◆ THE INPUT:
++++

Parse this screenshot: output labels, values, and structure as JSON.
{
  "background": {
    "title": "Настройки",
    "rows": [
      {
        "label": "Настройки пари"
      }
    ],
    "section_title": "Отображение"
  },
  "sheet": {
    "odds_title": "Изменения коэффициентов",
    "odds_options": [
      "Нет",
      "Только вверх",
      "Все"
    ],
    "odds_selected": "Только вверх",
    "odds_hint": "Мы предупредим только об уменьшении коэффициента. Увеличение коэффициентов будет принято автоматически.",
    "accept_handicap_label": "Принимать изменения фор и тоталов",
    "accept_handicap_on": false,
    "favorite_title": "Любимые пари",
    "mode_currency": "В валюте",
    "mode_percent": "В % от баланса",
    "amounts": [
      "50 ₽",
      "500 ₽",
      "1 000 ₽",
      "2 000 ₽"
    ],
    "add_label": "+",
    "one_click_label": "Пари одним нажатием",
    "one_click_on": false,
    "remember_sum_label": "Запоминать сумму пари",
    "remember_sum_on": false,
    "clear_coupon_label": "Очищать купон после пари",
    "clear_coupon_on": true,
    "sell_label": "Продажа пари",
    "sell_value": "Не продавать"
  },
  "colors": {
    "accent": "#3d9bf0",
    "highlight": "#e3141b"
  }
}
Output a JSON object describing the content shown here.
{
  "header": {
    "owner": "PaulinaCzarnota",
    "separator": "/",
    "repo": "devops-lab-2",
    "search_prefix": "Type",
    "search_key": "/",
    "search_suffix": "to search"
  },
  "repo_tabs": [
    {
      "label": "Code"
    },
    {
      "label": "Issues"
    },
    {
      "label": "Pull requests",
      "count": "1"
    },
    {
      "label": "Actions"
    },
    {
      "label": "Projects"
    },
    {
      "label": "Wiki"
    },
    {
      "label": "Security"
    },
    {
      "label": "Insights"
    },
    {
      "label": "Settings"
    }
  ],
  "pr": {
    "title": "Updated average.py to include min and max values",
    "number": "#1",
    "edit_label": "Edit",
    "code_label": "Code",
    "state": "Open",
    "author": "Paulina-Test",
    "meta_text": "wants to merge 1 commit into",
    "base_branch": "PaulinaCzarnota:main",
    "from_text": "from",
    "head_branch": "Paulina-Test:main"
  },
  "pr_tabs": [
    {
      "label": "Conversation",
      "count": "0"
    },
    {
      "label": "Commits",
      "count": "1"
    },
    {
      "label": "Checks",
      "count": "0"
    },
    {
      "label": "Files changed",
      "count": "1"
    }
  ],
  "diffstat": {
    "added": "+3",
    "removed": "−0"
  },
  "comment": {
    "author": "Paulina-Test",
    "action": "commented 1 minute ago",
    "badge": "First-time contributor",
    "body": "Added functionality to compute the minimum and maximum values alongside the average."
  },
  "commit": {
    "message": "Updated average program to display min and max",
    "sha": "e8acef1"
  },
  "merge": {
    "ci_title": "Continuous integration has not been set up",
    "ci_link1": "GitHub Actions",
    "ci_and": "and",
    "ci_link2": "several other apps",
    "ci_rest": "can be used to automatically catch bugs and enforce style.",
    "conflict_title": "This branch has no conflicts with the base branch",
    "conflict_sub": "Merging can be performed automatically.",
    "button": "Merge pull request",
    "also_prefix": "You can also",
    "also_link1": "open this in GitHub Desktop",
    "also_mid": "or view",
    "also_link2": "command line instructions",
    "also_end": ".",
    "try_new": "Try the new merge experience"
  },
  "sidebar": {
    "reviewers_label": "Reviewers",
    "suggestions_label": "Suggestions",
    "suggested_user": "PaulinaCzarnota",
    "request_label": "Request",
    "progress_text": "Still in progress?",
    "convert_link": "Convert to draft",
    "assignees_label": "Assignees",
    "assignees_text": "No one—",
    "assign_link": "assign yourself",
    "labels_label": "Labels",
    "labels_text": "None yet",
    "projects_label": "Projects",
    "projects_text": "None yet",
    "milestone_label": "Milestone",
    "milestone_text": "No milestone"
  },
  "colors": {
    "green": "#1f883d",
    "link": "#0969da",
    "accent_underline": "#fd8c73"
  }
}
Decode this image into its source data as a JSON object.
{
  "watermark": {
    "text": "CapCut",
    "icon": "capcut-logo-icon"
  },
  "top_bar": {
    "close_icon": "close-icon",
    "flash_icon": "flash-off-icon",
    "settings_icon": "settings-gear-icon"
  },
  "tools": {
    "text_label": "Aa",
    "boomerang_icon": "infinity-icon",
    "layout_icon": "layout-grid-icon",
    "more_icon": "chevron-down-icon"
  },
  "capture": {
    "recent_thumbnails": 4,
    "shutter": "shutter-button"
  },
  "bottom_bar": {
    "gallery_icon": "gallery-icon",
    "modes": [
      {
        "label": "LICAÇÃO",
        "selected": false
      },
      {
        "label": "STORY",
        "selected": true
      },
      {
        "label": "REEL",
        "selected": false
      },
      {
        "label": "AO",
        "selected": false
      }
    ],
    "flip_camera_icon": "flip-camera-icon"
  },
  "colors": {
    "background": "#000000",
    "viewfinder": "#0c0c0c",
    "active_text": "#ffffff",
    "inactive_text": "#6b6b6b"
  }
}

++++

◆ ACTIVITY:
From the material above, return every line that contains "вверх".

◆ FINISHED TASK:
      "Только вверх",
    "odds_selected": "Только вверх",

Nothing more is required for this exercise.